    Odd that Ken Jakes spoke to reporters. His Council-At-Large campaign money took lots of money from the owner of the Hermitage C&D landfill. One can only wonder if he was asked to get involved so that the city would have to pay to have all of the toxins brought to Hermitage so that the owners of this landfill can make more money?

    Nashvillians also need to be aware that the state solid waste board passed new laws in December that took effect in March 2013 allowing many more uses for C&D landfills without permits being needed. These uses include several types of recycle processing. A possible processing type is the grinding and heating under pressure of asphalt roofing shingles to separate the oil from the shingles. CMembers Claiborne, Allen, and others recently deferred a citywide bill that would change the language in the Metro Code possibly opening the door to this type of processing. No council member will explain just why we need this bill, but the change would impact the entire city. It doesn't seem to take much to get a small C&D landfill and they are not required to be that far away from residential zoning.

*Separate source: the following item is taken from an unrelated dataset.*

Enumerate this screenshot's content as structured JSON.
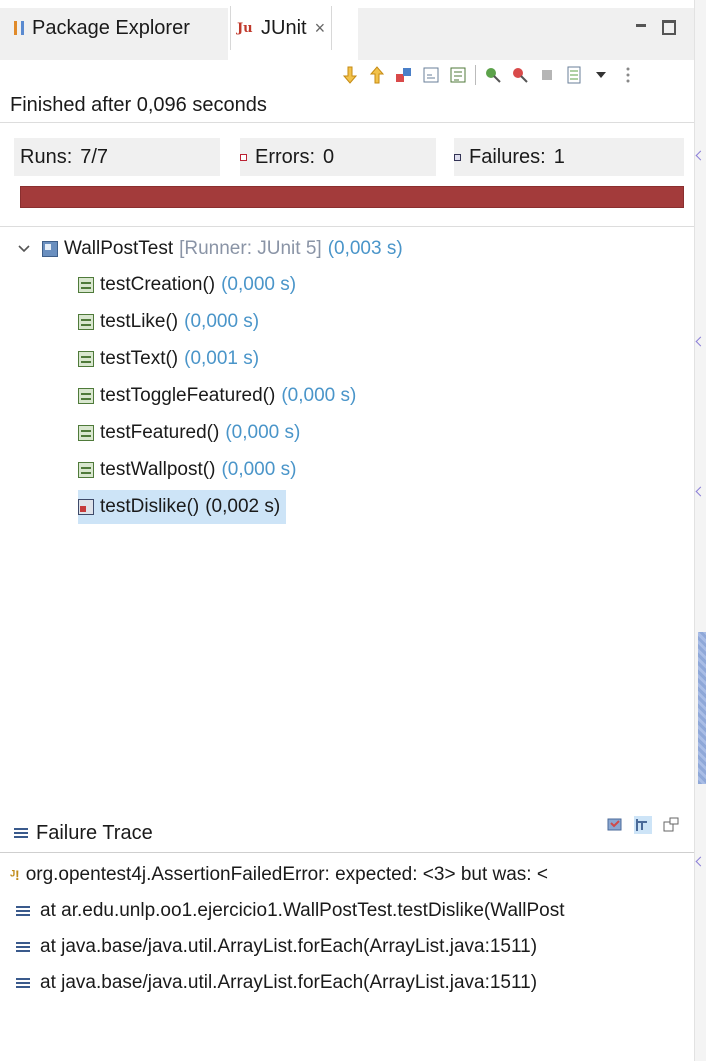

    Seems our city leaders have their priorities out of order. Our green mayor is more concerned about spending our money for his friends in the business world than making sure our citizens live in a safe environment. Who cares if you have a green roof over your $580 million Music City Center if your citizens are dying of cancer from the air they breathe and the water they drink? Ask the mayor if he would like these toxins in his neighborhood? Maybe he will build one of his Charter schools over this poison pit. They built Hunter's Lane High over a landfill ya know.

  2. Do not like this at all...I cannot remember as I am not sure of the location but did this site flood in 2010? At a time when we need to protect one of our most precious resources - water - this makes zero sense...

    Thank you --

  3. that's "blue Metro Nashville" and "our red state's"

    Otherwise - nice post on what seems to be a real issue - both the actual burying of materials and the lack of transparency in communications.

  4. Anonymous, My name is Ken Jakes. In my campaign disclosure you will find I did not take any special interest money. My campaign contributions came from private individuals who sent me checks and informed me of they wanted to help me get elected because they liked my values and principals. There were many who sent me contributions whom I had never met and would not know them today unless they informed me who they were. My vote is not for sell to anyone. What you are referring too, I didn't even know myself about the situation until after the fact. It was sent as a private contribution. Believe what you wish but there are some honest individuals in this world and as I stated already my vote is not for sale.

  5. Mr. Jakes. Don't you find it odd that a resident of Mt Juliet would give you money for your campaign, especially since that resident owns the C&D landfill? If you are so concerned about not taking money from special interests groups, then perhaps you should do your homework before taking money from people you do not know. Just sayin'.